Is Once a Cheater Always a Cheater True, or Can Cheaters Change?

We’ve all heard the same, tired cliche about infidelity: “Once a cheater, always a cheater.”

Given how many of us are affected by infidelity ― twenty-one percent of married men and around 15 percent of married women have cheated on their spouses, according to the General Social Survey at the University of Chicago― it’s worth exploring our beliefs about cheaters and their capacity for change. Does “once a cheater, always a cheater” always ring true?

Below, psychologists and therapists who work with couples share their thoughts on whether or not an unfaithful spouse can change their ways.

“Once a cheater, always a cheaters” sells people short.

When we assume “once a cheater, always a cheater,” we deeply underestimate people’s ability to change, said Tammy Nelson, a couples therapist and the author of The New Monogamy: Redefining Your Relationship After Infidelity.

“People who say a cheater can’t change have never felt the awful guilt that comes when you realize you’ve made a terrible mistake by having a one-night stand or an affair,” she said. “They’ve never gone to bed at night staring at the ceiling, wishing there was anything you could do to take back the hurt you’ve inflicted on your partner. If they had, they would perhaps not be so self-righteous in their judgment.”

To read the complete article full of expert advice, head over to the Huffington Post article.
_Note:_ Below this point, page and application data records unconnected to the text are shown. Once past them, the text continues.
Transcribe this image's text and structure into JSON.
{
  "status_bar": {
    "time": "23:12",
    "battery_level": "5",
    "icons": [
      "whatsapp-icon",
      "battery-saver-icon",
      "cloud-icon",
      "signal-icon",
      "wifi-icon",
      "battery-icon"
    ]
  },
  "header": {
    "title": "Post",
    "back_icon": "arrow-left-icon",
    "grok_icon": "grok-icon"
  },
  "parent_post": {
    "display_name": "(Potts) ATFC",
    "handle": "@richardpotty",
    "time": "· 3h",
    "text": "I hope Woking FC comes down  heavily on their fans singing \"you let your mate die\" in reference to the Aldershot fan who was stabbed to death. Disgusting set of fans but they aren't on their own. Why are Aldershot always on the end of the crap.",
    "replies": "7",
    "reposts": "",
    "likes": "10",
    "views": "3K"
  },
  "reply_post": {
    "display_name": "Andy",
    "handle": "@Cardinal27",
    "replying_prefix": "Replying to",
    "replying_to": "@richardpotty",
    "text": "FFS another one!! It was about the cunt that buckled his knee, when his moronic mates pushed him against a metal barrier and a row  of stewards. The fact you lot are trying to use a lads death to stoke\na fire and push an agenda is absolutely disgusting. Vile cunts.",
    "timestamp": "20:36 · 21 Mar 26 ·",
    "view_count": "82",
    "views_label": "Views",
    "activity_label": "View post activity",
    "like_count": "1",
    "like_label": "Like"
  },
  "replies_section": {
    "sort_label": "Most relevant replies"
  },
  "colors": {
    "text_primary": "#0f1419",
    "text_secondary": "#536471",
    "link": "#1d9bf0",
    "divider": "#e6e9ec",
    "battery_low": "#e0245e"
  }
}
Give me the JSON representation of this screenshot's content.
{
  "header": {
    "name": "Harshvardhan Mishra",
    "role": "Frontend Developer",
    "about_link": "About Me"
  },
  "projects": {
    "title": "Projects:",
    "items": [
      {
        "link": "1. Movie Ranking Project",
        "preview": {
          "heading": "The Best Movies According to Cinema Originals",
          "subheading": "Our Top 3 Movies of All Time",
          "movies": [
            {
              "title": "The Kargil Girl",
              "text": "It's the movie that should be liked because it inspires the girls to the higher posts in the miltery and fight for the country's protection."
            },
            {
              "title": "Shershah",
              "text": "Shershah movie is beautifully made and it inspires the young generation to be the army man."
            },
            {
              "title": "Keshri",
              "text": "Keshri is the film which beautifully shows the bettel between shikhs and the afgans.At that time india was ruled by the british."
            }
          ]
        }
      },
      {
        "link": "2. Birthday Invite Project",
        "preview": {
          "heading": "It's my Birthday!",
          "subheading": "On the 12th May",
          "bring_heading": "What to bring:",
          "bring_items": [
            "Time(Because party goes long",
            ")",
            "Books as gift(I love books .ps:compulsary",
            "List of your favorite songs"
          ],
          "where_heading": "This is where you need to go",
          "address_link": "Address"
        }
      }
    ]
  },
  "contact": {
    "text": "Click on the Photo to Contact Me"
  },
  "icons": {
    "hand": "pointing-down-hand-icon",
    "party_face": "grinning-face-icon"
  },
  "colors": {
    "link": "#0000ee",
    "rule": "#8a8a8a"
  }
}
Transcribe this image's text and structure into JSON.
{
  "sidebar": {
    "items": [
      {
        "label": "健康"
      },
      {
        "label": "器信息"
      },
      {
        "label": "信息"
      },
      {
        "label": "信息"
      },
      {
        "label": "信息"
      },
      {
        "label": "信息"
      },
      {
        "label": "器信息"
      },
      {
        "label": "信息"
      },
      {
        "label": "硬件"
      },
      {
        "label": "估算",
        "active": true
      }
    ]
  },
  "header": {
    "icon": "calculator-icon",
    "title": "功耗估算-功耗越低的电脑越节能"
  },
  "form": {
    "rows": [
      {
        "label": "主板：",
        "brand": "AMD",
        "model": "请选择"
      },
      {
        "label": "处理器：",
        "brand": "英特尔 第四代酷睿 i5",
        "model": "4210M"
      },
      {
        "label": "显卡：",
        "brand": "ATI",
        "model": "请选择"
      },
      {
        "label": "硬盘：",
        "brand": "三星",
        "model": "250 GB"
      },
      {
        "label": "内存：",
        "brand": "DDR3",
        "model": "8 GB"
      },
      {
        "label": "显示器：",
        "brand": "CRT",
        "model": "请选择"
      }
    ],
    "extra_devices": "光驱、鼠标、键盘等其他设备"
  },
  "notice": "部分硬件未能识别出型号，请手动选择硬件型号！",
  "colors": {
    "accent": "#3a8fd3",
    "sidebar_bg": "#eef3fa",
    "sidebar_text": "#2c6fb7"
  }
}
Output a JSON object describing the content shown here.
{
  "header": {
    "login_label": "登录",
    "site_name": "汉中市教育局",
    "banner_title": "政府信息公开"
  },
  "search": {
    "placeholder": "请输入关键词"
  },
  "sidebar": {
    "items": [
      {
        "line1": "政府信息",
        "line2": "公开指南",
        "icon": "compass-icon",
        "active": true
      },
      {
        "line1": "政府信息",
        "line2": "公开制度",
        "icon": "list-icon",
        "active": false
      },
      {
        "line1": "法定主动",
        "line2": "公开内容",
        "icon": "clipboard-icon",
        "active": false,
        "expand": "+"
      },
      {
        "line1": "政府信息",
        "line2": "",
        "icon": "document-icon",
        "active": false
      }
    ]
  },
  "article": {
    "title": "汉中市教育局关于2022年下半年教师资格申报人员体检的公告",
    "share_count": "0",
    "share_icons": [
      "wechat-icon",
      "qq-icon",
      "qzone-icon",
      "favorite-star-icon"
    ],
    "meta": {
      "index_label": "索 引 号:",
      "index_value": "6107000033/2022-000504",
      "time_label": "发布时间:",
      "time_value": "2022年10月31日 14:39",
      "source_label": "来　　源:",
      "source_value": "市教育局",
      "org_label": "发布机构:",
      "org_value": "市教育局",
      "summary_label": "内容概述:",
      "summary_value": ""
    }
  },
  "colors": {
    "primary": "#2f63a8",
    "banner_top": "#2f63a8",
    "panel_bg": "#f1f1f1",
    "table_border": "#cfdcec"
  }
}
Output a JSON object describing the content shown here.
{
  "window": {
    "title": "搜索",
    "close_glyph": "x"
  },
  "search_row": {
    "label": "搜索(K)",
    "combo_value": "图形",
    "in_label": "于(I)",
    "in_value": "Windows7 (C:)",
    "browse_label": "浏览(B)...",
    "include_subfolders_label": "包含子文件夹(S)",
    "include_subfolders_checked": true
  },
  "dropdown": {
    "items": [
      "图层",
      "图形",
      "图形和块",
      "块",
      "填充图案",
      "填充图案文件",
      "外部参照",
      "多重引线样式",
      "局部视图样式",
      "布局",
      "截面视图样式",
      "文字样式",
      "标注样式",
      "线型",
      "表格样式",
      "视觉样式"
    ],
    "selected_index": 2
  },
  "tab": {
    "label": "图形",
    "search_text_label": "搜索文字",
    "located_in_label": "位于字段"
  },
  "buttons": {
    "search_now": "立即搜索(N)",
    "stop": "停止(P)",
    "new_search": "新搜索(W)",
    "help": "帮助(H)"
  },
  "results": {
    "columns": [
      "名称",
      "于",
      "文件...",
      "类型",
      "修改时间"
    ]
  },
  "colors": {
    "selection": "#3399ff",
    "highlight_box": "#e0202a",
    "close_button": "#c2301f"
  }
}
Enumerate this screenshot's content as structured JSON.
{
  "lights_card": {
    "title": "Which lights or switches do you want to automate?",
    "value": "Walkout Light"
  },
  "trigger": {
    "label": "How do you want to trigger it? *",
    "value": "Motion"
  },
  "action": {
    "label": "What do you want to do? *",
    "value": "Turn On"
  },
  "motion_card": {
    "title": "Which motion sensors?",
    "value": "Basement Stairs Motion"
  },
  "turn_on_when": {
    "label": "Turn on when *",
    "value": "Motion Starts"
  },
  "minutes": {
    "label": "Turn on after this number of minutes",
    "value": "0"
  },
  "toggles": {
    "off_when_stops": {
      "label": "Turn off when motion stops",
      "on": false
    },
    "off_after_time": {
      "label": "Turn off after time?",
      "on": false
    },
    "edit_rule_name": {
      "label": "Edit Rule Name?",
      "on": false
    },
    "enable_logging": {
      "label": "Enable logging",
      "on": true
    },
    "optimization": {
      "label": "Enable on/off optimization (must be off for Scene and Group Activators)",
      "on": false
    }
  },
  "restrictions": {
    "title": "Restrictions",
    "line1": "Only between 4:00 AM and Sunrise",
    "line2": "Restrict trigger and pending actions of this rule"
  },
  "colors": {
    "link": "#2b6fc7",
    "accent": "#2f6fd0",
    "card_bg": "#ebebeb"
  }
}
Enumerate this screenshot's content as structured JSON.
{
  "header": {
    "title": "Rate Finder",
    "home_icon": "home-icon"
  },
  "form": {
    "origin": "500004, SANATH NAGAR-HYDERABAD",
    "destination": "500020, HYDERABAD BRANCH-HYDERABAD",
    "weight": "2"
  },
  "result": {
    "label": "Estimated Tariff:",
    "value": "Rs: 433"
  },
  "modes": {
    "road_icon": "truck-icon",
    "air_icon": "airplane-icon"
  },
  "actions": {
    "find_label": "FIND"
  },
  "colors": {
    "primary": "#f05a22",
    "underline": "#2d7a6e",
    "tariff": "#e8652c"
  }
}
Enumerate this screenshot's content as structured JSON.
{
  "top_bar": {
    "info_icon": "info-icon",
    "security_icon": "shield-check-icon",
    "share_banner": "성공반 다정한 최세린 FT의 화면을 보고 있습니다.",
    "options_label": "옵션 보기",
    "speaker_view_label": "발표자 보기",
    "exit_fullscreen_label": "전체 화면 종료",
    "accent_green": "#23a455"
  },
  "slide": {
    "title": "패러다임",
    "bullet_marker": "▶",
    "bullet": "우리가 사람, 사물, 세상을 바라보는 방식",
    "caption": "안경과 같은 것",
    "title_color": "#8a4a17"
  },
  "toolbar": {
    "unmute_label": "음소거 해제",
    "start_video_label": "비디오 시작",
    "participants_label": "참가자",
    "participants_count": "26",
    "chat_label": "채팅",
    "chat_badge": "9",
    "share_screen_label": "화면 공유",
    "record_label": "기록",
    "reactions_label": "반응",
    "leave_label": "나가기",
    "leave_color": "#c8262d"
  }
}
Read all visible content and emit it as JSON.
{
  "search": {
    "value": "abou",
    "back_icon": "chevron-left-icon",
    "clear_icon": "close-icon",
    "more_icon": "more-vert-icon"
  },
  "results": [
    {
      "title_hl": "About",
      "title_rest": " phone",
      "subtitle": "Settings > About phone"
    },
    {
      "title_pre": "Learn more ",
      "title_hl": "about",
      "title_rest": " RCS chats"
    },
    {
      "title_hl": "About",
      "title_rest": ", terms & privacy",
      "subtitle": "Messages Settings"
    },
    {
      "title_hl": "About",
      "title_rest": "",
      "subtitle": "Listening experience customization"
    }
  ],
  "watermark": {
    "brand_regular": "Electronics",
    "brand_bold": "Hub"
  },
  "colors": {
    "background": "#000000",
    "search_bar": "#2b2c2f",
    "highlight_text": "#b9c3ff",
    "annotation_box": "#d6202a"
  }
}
Leave a Reply

Your email address will not be published. Required fields are marked *